This, of which ChatGPT is a perfect example, consists of creating content – text, image, sound or video – of stunning realism after being trained on huge databases. Senator Richard Blumenthal, who chairs the Senate Subcommittee on Privacy, Technology, and the Law, gave a little demonstration during the hearing. He broadcast an audio extract imitating his voice created from an artificial intelligence. “If you were listening from home, you probably thought it was my voice and my words, when it wasn’t my voice or my words,” he said. He then listed the risks of this technology: deepfakes, disinformation, job losses, theft of intellectual property…

Towards a federal AI agency?

Sam Altman confirmed these abuses, which he described as “serious”. “If this technology goes the wrong way, it can go quite far,” he agreed. But the 38-year-old entrepreneur remains convinced that the benefits can outweigh the risks. “Artificial intelligence has the potential to improve just about every aspect of our lives,” he said, hoping that eventually it can enable humanity to solve “its most important challenges. “, like global warming or cancer.

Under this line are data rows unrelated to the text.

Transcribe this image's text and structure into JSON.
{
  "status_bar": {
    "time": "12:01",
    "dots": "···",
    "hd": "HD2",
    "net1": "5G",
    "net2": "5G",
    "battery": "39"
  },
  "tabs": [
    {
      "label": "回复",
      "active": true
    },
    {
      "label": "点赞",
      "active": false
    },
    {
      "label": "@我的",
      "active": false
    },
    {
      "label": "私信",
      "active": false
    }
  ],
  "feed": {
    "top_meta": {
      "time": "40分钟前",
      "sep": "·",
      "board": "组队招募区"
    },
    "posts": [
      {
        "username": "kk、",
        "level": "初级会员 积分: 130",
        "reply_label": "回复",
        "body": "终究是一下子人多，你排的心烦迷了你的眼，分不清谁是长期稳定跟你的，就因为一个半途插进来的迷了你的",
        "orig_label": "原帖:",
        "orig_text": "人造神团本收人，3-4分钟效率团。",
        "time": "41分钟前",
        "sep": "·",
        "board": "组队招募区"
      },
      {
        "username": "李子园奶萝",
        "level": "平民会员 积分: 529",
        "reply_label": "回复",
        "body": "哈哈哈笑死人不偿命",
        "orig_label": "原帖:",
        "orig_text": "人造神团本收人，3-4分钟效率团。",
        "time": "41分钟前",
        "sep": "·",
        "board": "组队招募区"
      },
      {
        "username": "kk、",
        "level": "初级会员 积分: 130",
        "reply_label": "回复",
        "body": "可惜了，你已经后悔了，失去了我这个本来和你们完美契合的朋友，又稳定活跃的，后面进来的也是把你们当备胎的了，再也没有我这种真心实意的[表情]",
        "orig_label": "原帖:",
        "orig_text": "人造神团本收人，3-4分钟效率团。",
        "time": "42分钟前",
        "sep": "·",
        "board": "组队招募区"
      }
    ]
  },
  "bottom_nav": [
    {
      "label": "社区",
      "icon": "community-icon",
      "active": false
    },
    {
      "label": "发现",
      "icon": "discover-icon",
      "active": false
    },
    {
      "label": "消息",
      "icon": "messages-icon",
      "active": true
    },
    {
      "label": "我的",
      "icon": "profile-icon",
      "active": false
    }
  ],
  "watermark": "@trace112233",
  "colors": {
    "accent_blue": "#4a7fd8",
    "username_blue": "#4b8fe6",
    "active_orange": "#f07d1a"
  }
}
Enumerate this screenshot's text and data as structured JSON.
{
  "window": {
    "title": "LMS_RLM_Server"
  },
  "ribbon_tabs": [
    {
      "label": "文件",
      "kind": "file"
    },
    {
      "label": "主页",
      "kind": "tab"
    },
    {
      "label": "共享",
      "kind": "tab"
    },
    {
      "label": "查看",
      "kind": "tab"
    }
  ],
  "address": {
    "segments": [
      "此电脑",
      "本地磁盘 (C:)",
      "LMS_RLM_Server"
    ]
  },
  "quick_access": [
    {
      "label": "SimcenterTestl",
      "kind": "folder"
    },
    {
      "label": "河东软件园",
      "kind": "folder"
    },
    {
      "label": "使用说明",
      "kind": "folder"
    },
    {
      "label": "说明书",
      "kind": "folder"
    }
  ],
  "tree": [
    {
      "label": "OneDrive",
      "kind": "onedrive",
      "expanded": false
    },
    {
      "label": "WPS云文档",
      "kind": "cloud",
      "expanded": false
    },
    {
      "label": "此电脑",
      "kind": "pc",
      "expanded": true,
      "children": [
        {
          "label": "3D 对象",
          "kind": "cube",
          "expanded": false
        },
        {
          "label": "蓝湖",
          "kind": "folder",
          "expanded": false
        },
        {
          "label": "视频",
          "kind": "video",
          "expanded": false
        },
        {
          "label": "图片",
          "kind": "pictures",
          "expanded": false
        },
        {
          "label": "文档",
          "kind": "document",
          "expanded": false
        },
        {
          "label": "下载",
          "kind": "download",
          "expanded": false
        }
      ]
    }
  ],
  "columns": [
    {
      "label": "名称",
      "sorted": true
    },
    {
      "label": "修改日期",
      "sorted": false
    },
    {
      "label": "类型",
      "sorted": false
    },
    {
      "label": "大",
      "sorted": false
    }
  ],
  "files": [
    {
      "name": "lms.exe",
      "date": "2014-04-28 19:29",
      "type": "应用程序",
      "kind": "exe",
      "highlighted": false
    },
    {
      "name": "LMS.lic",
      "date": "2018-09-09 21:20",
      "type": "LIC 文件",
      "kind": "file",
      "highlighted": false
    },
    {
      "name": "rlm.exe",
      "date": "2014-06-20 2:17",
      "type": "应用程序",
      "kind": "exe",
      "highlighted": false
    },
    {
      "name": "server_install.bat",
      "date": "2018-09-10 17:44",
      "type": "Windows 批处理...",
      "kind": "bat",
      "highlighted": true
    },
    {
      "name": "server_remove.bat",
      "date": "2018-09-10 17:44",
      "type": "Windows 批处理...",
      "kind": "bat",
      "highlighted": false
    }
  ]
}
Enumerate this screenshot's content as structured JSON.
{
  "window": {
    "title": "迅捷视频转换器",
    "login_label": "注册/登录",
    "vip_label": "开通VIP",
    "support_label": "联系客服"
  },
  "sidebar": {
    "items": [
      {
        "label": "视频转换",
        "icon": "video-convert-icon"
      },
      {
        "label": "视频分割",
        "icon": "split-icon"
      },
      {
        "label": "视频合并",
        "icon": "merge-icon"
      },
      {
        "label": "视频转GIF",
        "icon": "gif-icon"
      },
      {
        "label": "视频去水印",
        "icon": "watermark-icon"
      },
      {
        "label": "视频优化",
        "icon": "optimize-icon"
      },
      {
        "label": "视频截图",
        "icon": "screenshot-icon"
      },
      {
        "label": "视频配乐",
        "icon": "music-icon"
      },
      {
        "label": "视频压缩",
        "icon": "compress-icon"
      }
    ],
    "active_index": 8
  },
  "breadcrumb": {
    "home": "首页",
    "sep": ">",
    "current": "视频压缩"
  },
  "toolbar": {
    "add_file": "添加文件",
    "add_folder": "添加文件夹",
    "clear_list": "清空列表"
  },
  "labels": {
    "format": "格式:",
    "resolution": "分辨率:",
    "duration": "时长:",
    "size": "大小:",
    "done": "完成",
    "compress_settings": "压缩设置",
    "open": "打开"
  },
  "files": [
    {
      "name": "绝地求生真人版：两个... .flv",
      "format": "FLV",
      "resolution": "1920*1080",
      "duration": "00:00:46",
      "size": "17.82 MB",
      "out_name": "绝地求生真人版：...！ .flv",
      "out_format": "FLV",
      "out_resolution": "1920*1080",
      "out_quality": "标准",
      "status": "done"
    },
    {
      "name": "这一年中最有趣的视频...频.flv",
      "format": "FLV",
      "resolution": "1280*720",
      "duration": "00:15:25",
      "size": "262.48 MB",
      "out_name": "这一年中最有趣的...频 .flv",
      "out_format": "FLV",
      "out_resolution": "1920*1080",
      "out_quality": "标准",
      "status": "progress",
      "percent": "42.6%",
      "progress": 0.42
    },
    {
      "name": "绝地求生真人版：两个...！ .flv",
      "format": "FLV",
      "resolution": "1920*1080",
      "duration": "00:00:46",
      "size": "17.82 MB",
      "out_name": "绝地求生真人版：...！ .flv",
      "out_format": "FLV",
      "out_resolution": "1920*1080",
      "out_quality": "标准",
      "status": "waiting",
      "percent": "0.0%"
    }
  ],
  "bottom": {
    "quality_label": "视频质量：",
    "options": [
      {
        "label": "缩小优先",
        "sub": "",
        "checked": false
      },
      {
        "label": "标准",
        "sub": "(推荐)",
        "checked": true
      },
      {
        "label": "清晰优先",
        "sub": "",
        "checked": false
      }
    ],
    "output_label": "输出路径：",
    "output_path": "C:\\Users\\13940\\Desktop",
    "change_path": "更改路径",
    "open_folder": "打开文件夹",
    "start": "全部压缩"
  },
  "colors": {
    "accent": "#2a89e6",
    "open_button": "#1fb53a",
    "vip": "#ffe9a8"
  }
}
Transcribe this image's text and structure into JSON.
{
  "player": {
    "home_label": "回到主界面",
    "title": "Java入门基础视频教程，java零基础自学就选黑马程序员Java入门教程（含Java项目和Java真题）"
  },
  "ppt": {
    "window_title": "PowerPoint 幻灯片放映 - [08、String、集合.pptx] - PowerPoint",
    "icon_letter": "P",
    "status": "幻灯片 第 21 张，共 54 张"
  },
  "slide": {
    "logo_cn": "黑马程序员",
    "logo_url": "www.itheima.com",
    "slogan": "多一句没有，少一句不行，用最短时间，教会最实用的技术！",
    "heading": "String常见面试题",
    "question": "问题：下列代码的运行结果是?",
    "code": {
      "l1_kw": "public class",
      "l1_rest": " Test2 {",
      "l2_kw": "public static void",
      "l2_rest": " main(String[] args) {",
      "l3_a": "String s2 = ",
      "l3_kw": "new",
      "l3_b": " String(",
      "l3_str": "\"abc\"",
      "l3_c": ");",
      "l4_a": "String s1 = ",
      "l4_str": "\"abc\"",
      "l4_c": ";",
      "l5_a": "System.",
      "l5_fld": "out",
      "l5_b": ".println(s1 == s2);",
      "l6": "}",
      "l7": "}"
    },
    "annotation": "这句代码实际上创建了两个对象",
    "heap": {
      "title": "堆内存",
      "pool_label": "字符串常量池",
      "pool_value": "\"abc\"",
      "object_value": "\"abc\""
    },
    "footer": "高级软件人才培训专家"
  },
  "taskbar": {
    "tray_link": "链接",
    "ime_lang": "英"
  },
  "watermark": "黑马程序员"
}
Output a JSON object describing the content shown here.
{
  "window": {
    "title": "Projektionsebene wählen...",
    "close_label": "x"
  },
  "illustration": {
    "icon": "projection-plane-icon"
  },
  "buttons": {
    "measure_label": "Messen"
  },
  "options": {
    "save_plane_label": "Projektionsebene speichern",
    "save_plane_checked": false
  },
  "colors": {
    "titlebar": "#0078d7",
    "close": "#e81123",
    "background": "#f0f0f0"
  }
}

Provided, of course, that it is regulated. The OpenAI boss mentioned the creation of a federal agency responsible for granting authorizations to organizations that develop AI systems of a certain level. It could also withdraw them if the security standards are not respected. “I know it sounds naive to come up with something like that, and it seems very difficult” to achieve, he said. But “there are precedents,” he added, referring to the International Atomic Energy Agency (AEIA).

The idea of ​​creating a federal agency has aroused some enthusiasm, but it would have to be given sufficient resources, underlined Richard Blumenthal. “And I’m not just talking about dollars, I’m talking about scientific expertise.” Sam Altman, however, noted the risks of too much regulation: “If American industry slows down, China or someone else may progress faster.” He also insisted that any measures should not stifle independent research.


The seduction operation is successful for the boss of OpenAI, who had swapped his usual sweatshirt for a classic suit. The senators were much less offensive than during the hearings of other tech figures, such as Mark Zuckerberg, creator of Facebook, or Jeff Bezos, creator of Amazon. The American Congress also hopes not to reproduce the mistakes of the past. He had proven unable to regulate social networks, causing the failure of several bills on data privacy. He now wants to draw lessons from this experience for artificial intelligence, hearing Sam Altman being considered a first step.

However, the United States remains far from enacting new laws, unlike Europe. The European Parliament is due to vote next month on sweeping AI regulation legislation. Called “IA Act”, the text aims to prevent the risks of this technology, for example by prohibiting software exploiting vulnerabilities due to age or disability. He also wants to better regulate the use of AI in “high risk” sectors such as transport, education or human resources, in particular for the scoring of exams or the sorting of CVs.